RECORDED DATA
┌──
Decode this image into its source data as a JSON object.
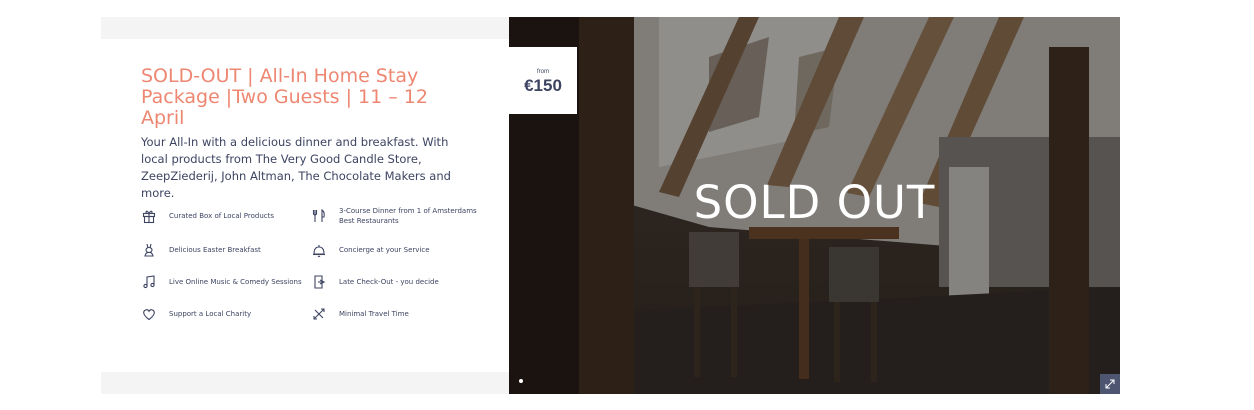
{
  "package": {
    "title": "SOLD-OUT | All-In Home Stay Package |Two Guests | 11 – 12 April",
    "description": "Your All-In with a delicious dinner and breakfast. With local products from The Very Good Candle Store, ZeepZiederij, John Altman, The Chocolate Makers and more.",
    "features": [
      {
        "label": "Curated Box of Local Products",
        "icon": "gift-box-icon"
      },
      {
        "label": "3-Course Dinner from 1 of Amsterdams Best Restaurants",
        "icon": "cutlery-icon"
      },
      {
        "label": "Delicious Easter Breakfast",
        "icon": "easter-rabbit-icon"
      },
      {
        "label": "Concierge at your Service",
        "icon": "concierge-bell-icon"
      },
      {
        "label": "Live Online Music & Comedy Sessions",
        "icon": "music-note-icon"
      },
      {
        "label": "Late Check-Out - you decide",
        "icon": "door-exit-icon"
      },
      {
        "label": "Support a Local Charity",
        "icon": "heart-icon"
      },
      {
        "label": "Minimal Travel Time",
        "icon": "no-travel-icon"
      }
    ]
  },
  "price": {
    "from_label": "from",
    "value": "€150"
  },
  "image": {
    "overlay_text": "SOLD OUT"
  },
  "colors": {
    "title": "#ee8772",
    "text": "#3d4462",
    "panel_bg": "#f4f4f5"
  }
}
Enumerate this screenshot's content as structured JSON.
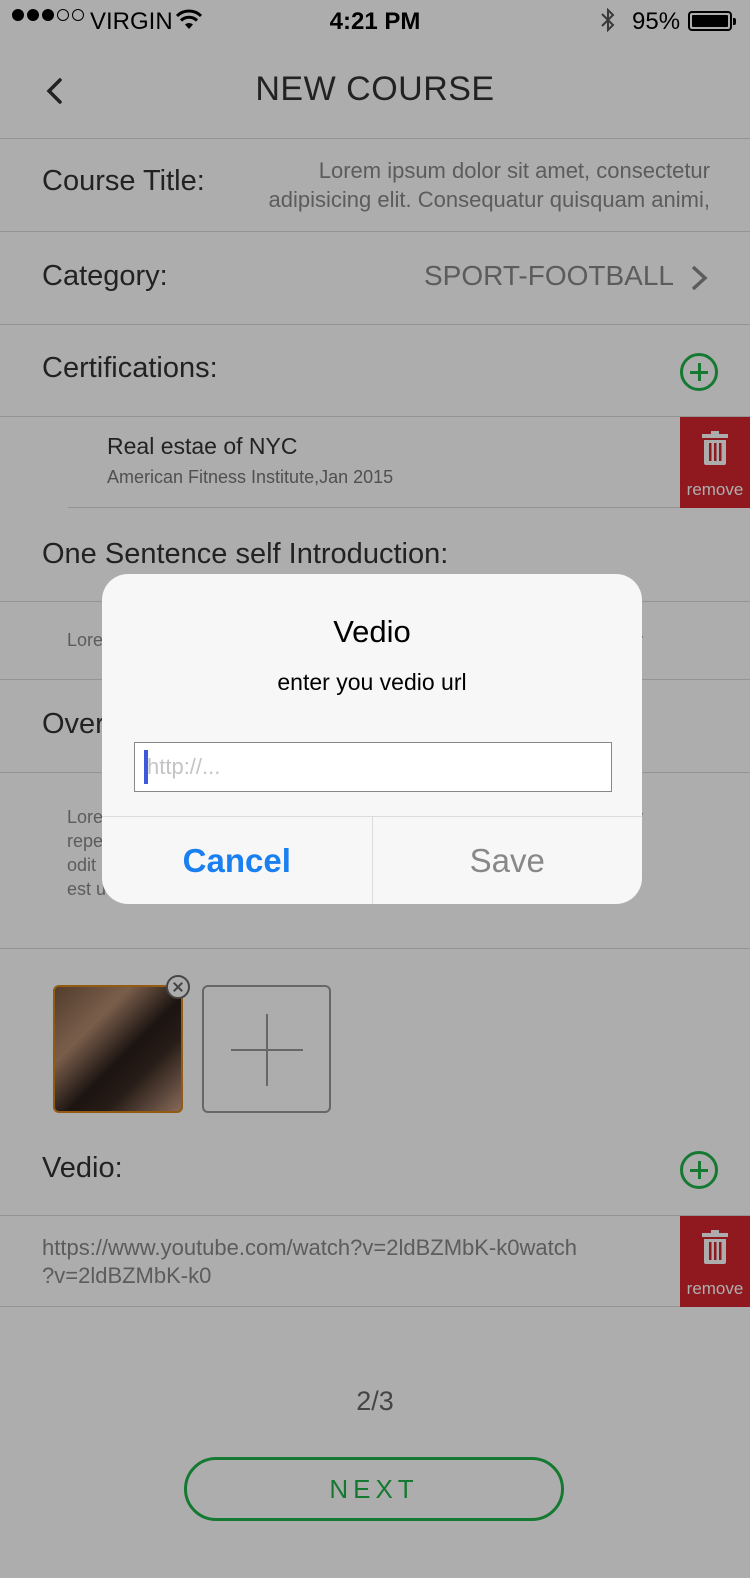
{
  "status_bar": {
    "carrier": "VIRGIN",
    "time": "4:21 PM",
    "battery": "95%"
  },
  "nav": {
    "title": "NEW COURSE"
  },
  "course_title": {
    "label": "Course Title:",
    "value_line1": "Lorem ipsum dolor sit amet, consectetur",
    "value_line2": "adipisicing elit. Consequatur quisquam animi,"
  },
  "category": {
    "label": "Category:",
    "value": "SPORT-FOOTBALL"
  },
  "certifications": {
    "label": "Certifications:",
    "items": [
      {
        "title": "Real estae of NYC",
        "subtitle": "American Fitness Institute,Jan 2015",
        "remove_label": "remove"
      }
    ]
  },
  "introduction": {
    "label": "One Sentence self Introduction:",
    "partial_text": "Lore",
    "partial_tail": "r"
  },
  "overview": {
    "label_partial": "Over",
    "lines": [
      "Lore",
      "repe",
      "odit",
      "est u"
    ],
    "tail": "r"
  },
  "vedio": {
    "label": "Vedio:",
    "url_line1": "https://www.youtube.com/watch?v=2ldBZMbK-k0watch",
    "url_line2": "?v=2ldBZMbK-k0",
    "remove_label": "remove"
  },
  "footer": {
    "page_indicator": "2/3",
    "next_label": "NEXT"
  },
  "dialog": {
    "title": "Vedio",
    "message": "enter you vedio url",
    "input_placeholder": "http://...",
    "cancel_label": "Cancel",
    "save_label": "Save"
  },
  "colors": {
    "accent_green": "#1fb34a",
    "remove_red": "#d3252f",
    "ios_blue": "#1a7ff0"
  }
}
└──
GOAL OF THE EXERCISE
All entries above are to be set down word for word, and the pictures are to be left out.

RESPONSE FOR THIS EXERCISE
Decode this image into its source data as a JSON object.
{
  "package": {
    "title": "SOLD-OUT | All-In Home Stay Package |Two Guests | 11 – 12 April",
    "description": "Your All-In with a delicious dinner and breakfast. With local products from The Very Good Candle Store, ZeepZiederij, John Altman, The Chocolate Makers and more.",
    "features": [
      {
        "label": "Curated Box of Local Products",
        "icon": "gift-box-icon"
      },
      {
        "label": "3-Course Dinner from 1 of Amsterdams Best Restaurants",
        "icon": "cutlery-icon"
      },
      {
        "label": "Delicious Easter Breakfast",
        "icon": "easter-rabbit-icon"
      },
      {
        "label": "Concierge at your Service",
        "icon": "concierge-bell-icon"
      },
      {
        "label": "Live Online Music & Comedy Sessions",
        "icon": "music-note-icon"
      },
      {
        "label": "Late Check-Out - you decide",
        "icon": "door-exit-icon"
      },
      {
        "label": "Support a Local Charity",
        "icon": "heart-icon"
      },
      {
        "label": "Minimal Travel Time",
        "icon": "no-travel-icon"
      }
    ]
  },
  "price": {
    "from_label": "from",
    "value": "€150"
  },
  "image": {
    "overlay_text": "SOLD OUT"
  },
  "colors": {
    "title": "#ee8772",
    "text": "#3d4462",
    "panel_bg": "#f4f4f5"
  }
}
Enumerate this screenshot's content as structured JSON.
{
  "status_bar": {
    "carrier": "VIRGIN",
    "time": "4:21 PM",
    "battery": "95%"
  },
  "nav": {
    "title": "NEW COURSE"
  },
  "course_title": {
    "label": "Course Title:",
    "value_line1": "Lorem ipsum dolor sit amet, consectetur",
    "value_line2": "adipisicing elit. Consequatur quisquam animi,"
  },
  "category": {
    "label": "Category:",
    "value": "SPORT-FOOTBALL"
  },
  "certifications": {
    "label": "Certifications:",
    "items": [
      {
        "title": "Real estae of NYC",
        "subtitle": "American Fitness Institute,Jan 2015",
        "remove_label": "remove"
      }
    ]
  },
  "introduction": {
    "label": "One Sentence self Introduction:",
    "partial_text": "Lore",
    "partial_tail": "r"
  },
  "overview": {
    "label_partial": "Over",
    "lines": [
      "Lore",
      "repe",
      "odit",
      "est u"
    ],
    "tail": "r"
  },
  "vedio": {
    "label": "Vedio:",
    "url_line1": "https://www.youtube.com/watch?v=2ldBZMbK-k0watch",
    "url_line2": "?v=2ldBZMbK-k0",
    "remove_label": "remove"
  },
  "footer": {
    "page_indicator": "2/3",
    "next_label": "NEXT"
  },
  "dialog": {
    "title": "Vedio",
    "message": "enter you vedio url",
    "input_placeholder": "http://...",
    "cancel_label": "Cancel",
    "save_label": "Save"
  },
  "colors": {
    "accent_green": "#1fb34a",
    "remove_red": "#d3252f",
    "ios_blue": "#1a7ff0"
  }
}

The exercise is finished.